Investors increasingly embrace environmental, social and governance measures as a potential source of superior risk-adjusted returns. And that leaves advisors with additional challenges: identifying companies that manage ESG risks well, or selecting portfolio managers that incorporate ESG analysis as part of their process.
Some data providers, such as MSCI or Sustainalytics, generate scores for public companies based on their performance on ESG measures. But those scores are usually backward-looking and typically updated annually or semi-annually. They also are diverse; an examination of two leading providers found only 50% correlation and often an inverse relationship between the scores. This reflects the fact that these quantitative ESG scores are based on qualitative analysis, which relies on how important or material a particular practice or measure is considered to be.
Another challenge is the disclosure by companies themselves. For a portfolio manager, ESG issues such as water usage, worker safety and emissions can be tracked with publicly available data — but not in a consistent way. The data isn’t reported in a uniform manner across companies from year to year (as financial information is). The Global Sustainable Investment Alliance are trying to impose some standards of uniformity and coherence so investors can compare individual companies, but they still have a long way to go.
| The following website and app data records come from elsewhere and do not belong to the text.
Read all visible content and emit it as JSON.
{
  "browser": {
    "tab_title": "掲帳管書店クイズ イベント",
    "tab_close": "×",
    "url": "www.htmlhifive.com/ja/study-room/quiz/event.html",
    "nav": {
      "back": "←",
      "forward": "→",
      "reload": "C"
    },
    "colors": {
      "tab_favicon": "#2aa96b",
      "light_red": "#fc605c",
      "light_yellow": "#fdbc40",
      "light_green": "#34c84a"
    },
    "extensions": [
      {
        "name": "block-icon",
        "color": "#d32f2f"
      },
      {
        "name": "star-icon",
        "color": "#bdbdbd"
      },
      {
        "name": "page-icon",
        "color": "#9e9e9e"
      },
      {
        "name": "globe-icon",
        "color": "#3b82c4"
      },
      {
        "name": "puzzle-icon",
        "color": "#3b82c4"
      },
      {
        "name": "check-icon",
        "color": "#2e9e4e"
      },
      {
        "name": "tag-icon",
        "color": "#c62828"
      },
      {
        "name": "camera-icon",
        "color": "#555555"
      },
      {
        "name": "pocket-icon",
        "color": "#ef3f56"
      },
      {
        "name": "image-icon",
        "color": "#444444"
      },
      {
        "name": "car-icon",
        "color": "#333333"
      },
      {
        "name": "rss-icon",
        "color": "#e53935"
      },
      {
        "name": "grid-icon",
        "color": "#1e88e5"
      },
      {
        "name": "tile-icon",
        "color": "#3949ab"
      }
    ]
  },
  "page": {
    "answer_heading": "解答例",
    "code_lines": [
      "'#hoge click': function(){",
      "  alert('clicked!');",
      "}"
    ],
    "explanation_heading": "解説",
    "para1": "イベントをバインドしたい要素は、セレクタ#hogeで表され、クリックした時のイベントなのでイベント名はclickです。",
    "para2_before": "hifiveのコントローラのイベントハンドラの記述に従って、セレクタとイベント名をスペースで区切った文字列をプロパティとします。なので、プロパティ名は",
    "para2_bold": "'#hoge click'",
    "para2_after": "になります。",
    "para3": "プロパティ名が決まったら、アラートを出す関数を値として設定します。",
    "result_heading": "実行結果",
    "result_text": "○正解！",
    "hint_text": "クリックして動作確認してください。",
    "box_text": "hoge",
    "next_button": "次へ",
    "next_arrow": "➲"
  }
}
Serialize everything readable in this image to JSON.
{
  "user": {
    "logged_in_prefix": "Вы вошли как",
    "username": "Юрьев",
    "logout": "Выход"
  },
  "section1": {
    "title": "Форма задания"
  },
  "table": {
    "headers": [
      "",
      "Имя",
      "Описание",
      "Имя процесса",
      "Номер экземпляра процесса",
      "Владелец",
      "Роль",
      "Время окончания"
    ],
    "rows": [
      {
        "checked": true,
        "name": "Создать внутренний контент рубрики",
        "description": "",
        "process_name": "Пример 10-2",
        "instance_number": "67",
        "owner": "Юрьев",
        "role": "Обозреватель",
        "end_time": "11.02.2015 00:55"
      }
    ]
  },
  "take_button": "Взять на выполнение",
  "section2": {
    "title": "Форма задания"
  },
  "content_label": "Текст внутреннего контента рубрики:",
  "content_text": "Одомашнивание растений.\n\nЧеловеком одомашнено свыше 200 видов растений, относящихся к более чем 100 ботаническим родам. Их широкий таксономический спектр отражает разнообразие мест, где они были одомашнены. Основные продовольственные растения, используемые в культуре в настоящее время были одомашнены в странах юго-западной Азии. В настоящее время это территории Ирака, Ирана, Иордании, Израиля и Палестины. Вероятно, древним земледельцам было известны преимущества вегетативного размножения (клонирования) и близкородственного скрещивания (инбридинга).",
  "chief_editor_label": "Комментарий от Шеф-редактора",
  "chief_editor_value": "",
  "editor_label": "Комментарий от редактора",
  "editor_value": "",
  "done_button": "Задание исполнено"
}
But assessing ESG performance requires more than a score. Many of the material issues that matter to responsible investors are not adequately reflected in quantitative scoring. They require a more nuanced analysis in the context of business strategy and enterprise value to understand the risks and opportunities embedded in a specific business. To truly assess ESG performance an advisor should complement the external ESG research with their own analysis, which may include directly engaging with companies to better understand how they are managing ESG-related risks and opportunities.
So while ESG company scores only tell part of the story, you can get a better understanding of how advisors are incorporating ESG considerations into their investment process. Here are some questions to ask:
- What is the manager’s approach to ESG? Do they rely on outside data providers or also perform their own fundamental research on ESG practices?
- What’s the manager’s process for integrating ESG considerations into the funds you are assessing? There’s no one correct answer to this question, but the manager should be able to explain in a granular way how ESG fits into the investment process and how it adds value.
- Is the manager a signatory to Principles for Responsible Investment? If so, are they maintaining a high score?
- Does the manager actively engage with issuers on material ESG issues? They should report on engagement activity at a granular level to show the effectiveness of their program in a way that allows you to evaluate trends.
What the above questions illustrate is that effective ESG integration is more than just looking at the ESG scores. The value is realized when an advisor incorporates the external research into their own ESG analysis and engagement. By taking that research and using it to gain a better understanding of how a company is managing, or not managing, ESG-related risks, it allows the advisor to build a more complete picture of overall risk.
New tools are emerging, their development being driven by the growing demand for ESG data. One such provider, TruValue Labs, uses artificial intelligence to gather and organize data from non-company sources and then screens out the noise using Sustainability Accounting Standards Board materiality standards. The result is an independent real-time measure of ESG performance that complements the backward-looking ESG research generated by the largest providers today.
Any outside data source is still additive to your own research, and the hard work by your portfolio managers. The inconsistencies with company report ESG data means there is no substitute in-house ESG analysis and for sitting down with boards and corporate managers and asking tough questions — the same tough questions any good fundamental analyst asks to get a true picture of a company’s worth.
Catherine Banat is director of US Responsible Investing for RBC Global Asset Management. RBC GAM is the asset management division of Royal Bank of Canada (RBC) which includes the following affiliates around the world, all indirect wholly owned subsidiaries of RBC: RBC Global Asset Management Inc. (including Phillips, Hager & North Investment Management), RBC Global Asset Management (U.S.) Inc., RBC Global Asset Management (UK) Ltd., BlueBay Asset Management LLP, BlueBay Asset Management USA LLC and the investment management division of RBC Investment Management (Asia) Ltd.